*Excerpts from an interface dataset*:
= = = =

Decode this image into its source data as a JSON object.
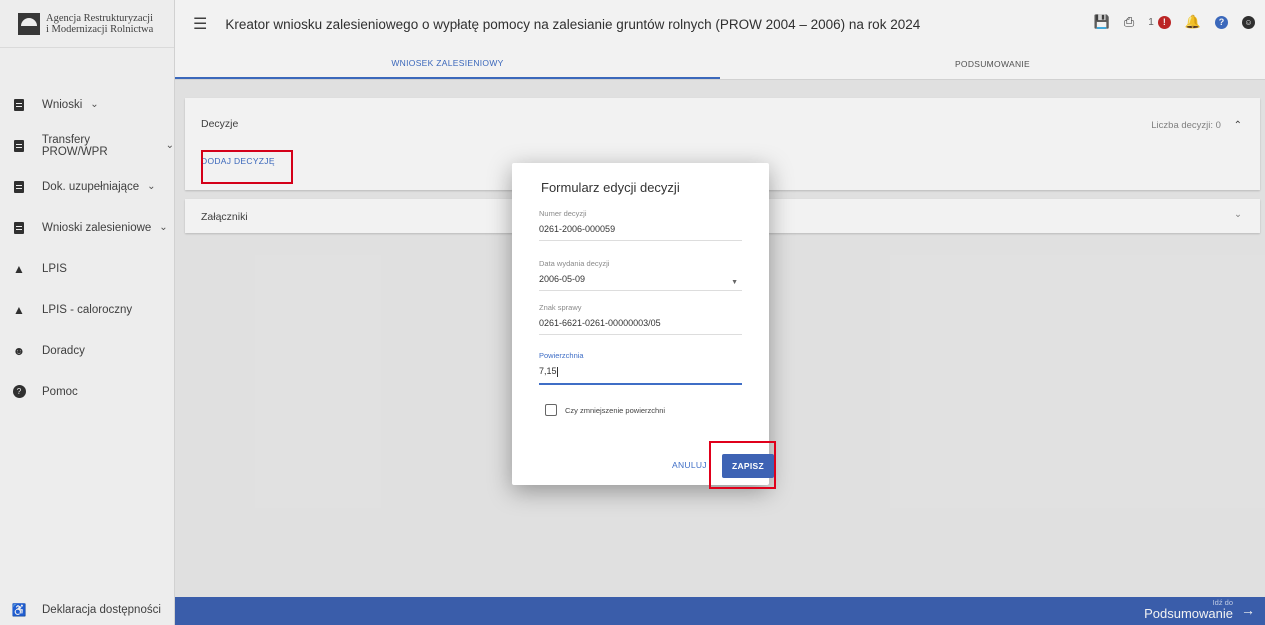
{
  "logo": {
    "line1": "Agencja Restrukturyzacji",
    "line2": "i Modernizacji Rolnictwa"
  },
  "header": {
    "title": "Kreator wniosku zalesieniowego o wypłatę pomocy na zalesianie gruntów rolnych (PROW 2004 – 2006) na rok 2024",
    "alert_count": "1"
  },
  "sidebar": {
    "items": [
      {
        "label": "Wnioski",
        "icon": "document-icon",
        "expandable": true
      },
      {
        "label": "Transfery PROW/WPR",
        "icon": "document-icon",
        "expandable": true
      },
      {
        "label": "Dok. uzupełniające",
        "icon": "document-icon",
        "expandable": true
      },
      {
        "label": "Wnioski zalesieniowe",
        "icon": "document-icon",
        "expandable": true
      },
      {
        "label": "LPIS",
        "icon": "terrain-icon",
        "expandable": false
      },
      {
        "label": "LPIS - caloroczny",
        "icon": "terrain-icon",
        "expandable": false
      },
      {
        "label": "Doradcy",
        "icon": "person-icon",
        "expandable": false
      },
      {
        "label": "Pomoc",
        "icon": "help-icon",
        "expandable": false
      }
    ],
    "accessibility": "Deklaracja dostępności"
  },
  "tabs": [
    {
      "label": "WNIOSEK ZALESIENIOWY",
      "active": true
    },
    {
      "label": "PODSUMOWANIE",
      "active": false
    }
  ],
  "panels": {
    "decisions": {
      "title": "Decyzje",
      "count_label": "Liczba decyzji: 0",
      "add_button": "DODAJ DECYZJĘ"
    },
    "attachments": {
      "title": "Załączniki"
    }
  },
  "dialog": {
    "title": "Formularz edycji decyzji",
    "fields": {
      "number": {
        "label": "Numer decyzji",
        "value": "0261-2006-000059"
      },
      "date": {
        "label": "Data wydania decyzji",
        "value": "2006-05-09"
      },
      "case": {
        "label": "Znak sprawy",
        "value": "0261-6621-0261-00000003/05"
      },
      "area": {
        "label": "Powierzchnia",
        "value": "7,15"
      }
    },
    "checkbox_label": "Czy zmniejszenie powierzchni",
    "cancel_label": "ANULUJ",
    "save_label": "ZAPISZ"
  },
  "footer": {
    "goto_small": "Idź do",
    "goto_label": "Podsumowanie"
  },
  "colors": {
    "accent": "#3f6ec6",
    "bottombar": "#3e63b4",
    "highlight": "#e0001b",
    "alert": "#c62828"
  }
}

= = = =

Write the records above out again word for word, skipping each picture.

Decode this image into its source data as a JSON object.
{
  "logo": {
    "line1": "Agencja Restrukturyzacji",
    "line2": "i Modernizacji Rolnictwa"
  },
  "header": {
    "title": "Kreator wniosku zalesieniowego o wypłatę pomocy na zalesianie gruntów rolnych (PROW 2004 – 2006) na rok 2024",
    "alert_count": "1"
  },
  "sidebar": {
    "items": [
      {
        "label": "Wnioski",
        "icon": "document-icon",
        "expandable": true
      },
      {
        "label": "Transfery PROW/WPR",
        "icon": "document-icon",
        "expandable": true
      },
      {
        "label": "Dok. uzupełniające",
        "icon": "document-icon",
        "expandable": true
      },
      {
        "label": "Wnioski zalesieniowe",
        "icon": "document-icon",
        "expandable": true
      },
      {
        "label": "LPIS",
        "icon": "terrain-icon",
        "expandable": false
      },
      {
        "label": "LPIS - caloroczny",
        "icon": "terrain-icon",
        "expandable": false
      },
      {
        "label": "Doradcy",
        "icon": "person-icon",
        "expandable": false
      },
      {
        "label": "Pomoc",
        "icon": "help-icon",
        "expandable": false
      }
    ],
    "accessibility": "Deklaracja dostępności"
  },
  "tabs": [
    {
      "label": "WNIOSEK ZALESIENIOWY",
      "active": true
    },
    {
      "label": "PODSUMOWANIE",
      "active": false
    }
  ],
  "panels": {
    "decisions": {
      "title": "Decyzje",
      "count_label": "Liczba decyzji: 0",
      "add_button": "DODAJ DECYZJĘ"
    },
    "attachments": {
      "title": "Załączniki"
    }
  },
  "dialog": {
    "title": "Formularz edycji decyzji",
    "fields": {
      "number": {
        "label": "Numer decyzji",
        "value": "0261-2006-000059"
      },
      "date": {
        "label": "Data wydania decyzji",
        "value": "2006-05-09"
      },
      "case": {
        "label": "Znak sprawy",
        "value": "0261-6621-0261-00000003/05"
      },
      "area": {
        "label": "Powierzchnia",
        "value": "7,15"
      }
    },
    "checkbox_label": "Czy zmniejszenie powierzchni",
    "cancel_label": "ANULUJ",
    "save_label": "ZAPISZ"
  },
  "footer": {
    "goto_small": "Idź do",
    "goto_label": "Podsumowanie"
  },
  "colors": {
    "accent": "#3f6ec6",
    "bottombar": "#3e63b4",
    "highlight": "#e0001b",
    "alert": "#c62828"
  }
}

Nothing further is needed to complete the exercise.